News of Juan Soto’s positive test for COVID-19 broke hours before last night’s 2020 season opener, so most of the conversation in Zoom calls with Nationals’ GM Mike Rizzo and Nats’ skipper Davey Martinez before the game focused on the 21-year-old outfielder, whereas they usually would have focused on roster decisions after the club’s 30-Man roster was released in advance of the matchup with the New York Yankees.
Rizzo and Martinez did discuss the choices they made when they chose the 30 players they wanted out of the 60-player pool they put together for Spring Training 2.0 three weeks ago, though it came between comments on their concern for Soto’s health.
Soto was left off the roster, placed on the COVID IL, so Andrew Stevenson, who was likely on the bubble, made the roster and was penciled in as the left fielder in last night’s game, and Emilio Bonifacio was included on the 30-Man roster as well.
Martinez, who talked about the options having three catchers on the roster provided him throughout the build-up to the 60-game season, did have Kurt Suzuki, Yan Gomes, and a third catcher, Raudy Read on the 30-Man, and the Nationals kept a number or relievers as well, with pitchers James Bourque, Kyle Finnegan, Sam Freeman, Ryne Harper, and Javy Guerra all in the mix.
“They’ve been throwing the ball really well,” Martinez said when asked about the inclusion of Bourque, Finnegan, and Harper, in particular.
Bourque, 27, and a 2014 14th Round pick by the Nats, debuted in the majors with one relief appearances last season.
Finnegan, 28, spent seven seasons in the Oakland A’s system, then signed a major league deal with the Nationals this past winter.
Harper, 31, was acquired by the Nationals in a trade with the Minnesota Twins in January 2020.
“Starting with Bourque, he’s got two really good pitches,” Martinez told reporters. “And the biggest thing with him is strikes, and he proved that he could throw strikes. We like his stuff.
“Finnegan, like I said before, he’s a hard thrower. Mixes in — he’s got a good cutter, good slider, good changeup. So we thought he could be in the mix here for us too.”
“And also, we got Harper,” the manager continued, “and I love him. He’s a strike thrower, can throw anything at any time for a strike. Kind of reminds me a little bit of Aníbal Sánchez, but in a reliever’s role, so that’s kind of nice.”
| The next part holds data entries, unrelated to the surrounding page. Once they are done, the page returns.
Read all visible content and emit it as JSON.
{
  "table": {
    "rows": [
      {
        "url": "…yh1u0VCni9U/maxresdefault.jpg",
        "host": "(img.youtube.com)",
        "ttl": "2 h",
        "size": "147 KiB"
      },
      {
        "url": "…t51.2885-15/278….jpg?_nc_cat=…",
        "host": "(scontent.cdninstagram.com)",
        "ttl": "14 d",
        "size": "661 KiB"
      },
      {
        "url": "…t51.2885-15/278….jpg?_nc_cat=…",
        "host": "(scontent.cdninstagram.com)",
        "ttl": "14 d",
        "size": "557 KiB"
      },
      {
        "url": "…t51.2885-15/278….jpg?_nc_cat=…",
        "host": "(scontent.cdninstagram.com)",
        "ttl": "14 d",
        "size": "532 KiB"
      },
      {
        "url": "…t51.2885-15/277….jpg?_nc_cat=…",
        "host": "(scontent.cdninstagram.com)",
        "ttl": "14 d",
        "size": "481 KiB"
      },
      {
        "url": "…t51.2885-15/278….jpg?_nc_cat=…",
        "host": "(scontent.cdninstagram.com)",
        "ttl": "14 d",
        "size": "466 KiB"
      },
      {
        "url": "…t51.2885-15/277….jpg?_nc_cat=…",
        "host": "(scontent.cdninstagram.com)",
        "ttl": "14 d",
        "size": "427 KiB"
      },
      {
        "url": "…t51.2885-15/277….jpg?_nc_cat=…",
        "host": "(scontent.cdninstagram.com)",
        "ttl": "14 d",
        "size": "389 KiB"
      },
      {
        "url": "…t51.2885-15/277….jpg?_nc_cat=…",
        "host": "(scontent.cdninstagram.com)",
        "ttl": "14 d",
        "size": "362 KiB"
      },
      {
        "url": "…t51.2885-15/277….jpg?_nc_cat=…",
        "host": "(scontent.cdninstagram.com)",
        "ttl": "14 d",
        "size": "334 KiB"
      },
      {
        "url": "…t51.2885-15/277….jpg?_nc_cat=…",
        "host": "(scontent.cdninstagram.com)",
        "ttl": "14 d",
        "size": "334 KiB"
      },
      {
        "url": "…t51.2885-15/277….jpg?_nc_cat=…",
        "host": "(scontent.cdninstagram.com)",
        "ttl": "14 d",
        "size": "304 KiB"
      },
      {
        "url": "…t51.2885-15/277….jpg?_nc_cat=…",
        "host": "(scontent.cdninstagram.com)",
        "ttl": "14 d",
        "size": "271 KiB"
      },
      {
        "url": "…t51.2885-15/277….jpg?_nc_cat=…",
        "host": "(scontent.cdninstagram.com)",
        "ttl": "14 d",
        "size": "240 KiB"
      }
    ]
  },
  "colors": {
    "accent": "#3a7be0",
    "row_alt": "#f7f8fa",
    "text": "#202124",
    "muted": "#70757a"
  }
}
The decision to place Wander Suero and Roenis Elías, both of whom got a late start to Spring Training 2.0 earlier this month, on the Injured List opened up spots for relievers.
“It’s unfortunate that Suero and Elias — we’re going to count on them this season to be factors for us,” Rizzo said of the decision on the relievers who were in D.C. in 2019.
“We deemed them not ready to participate at this time of Spring Training. They’re just not stretched out enough and they don’t have enough innings and pitches under their belt to make the Opening Day roster.
“Hopefully they’re not too far away, but the readiness of the players who came late were a big part of our decision-making process.”
And the decision to add Read to the mix behind the plate along with Suzuki and Gomes?
“The third catcher I kind of like, because it gives me the opportunity to maybe pinch hit in that particular spot,” Martinez said, “and also DH Suzuki if we had to, with another catcher. So, we decided to keep a third catcher for right now.”
Rizzo and Martinez also settled on Austin Voth as the fifth starter at the start of the season, after Voth and Erick Fedde started Spring Training 2.0 as the top options to fill out the final spot in the starting rotation.
“Austin Voth will definitely be our fifth starter,” Martinez said. “I like Fedde coming out of the bullpen. He’s thrown the ball really well in this little Spring Training we had. I know he threw the ball in March really well, but I like [Fedde] coming out of the bullpen. Voth has done well as well, so that’s the way we decided to go.”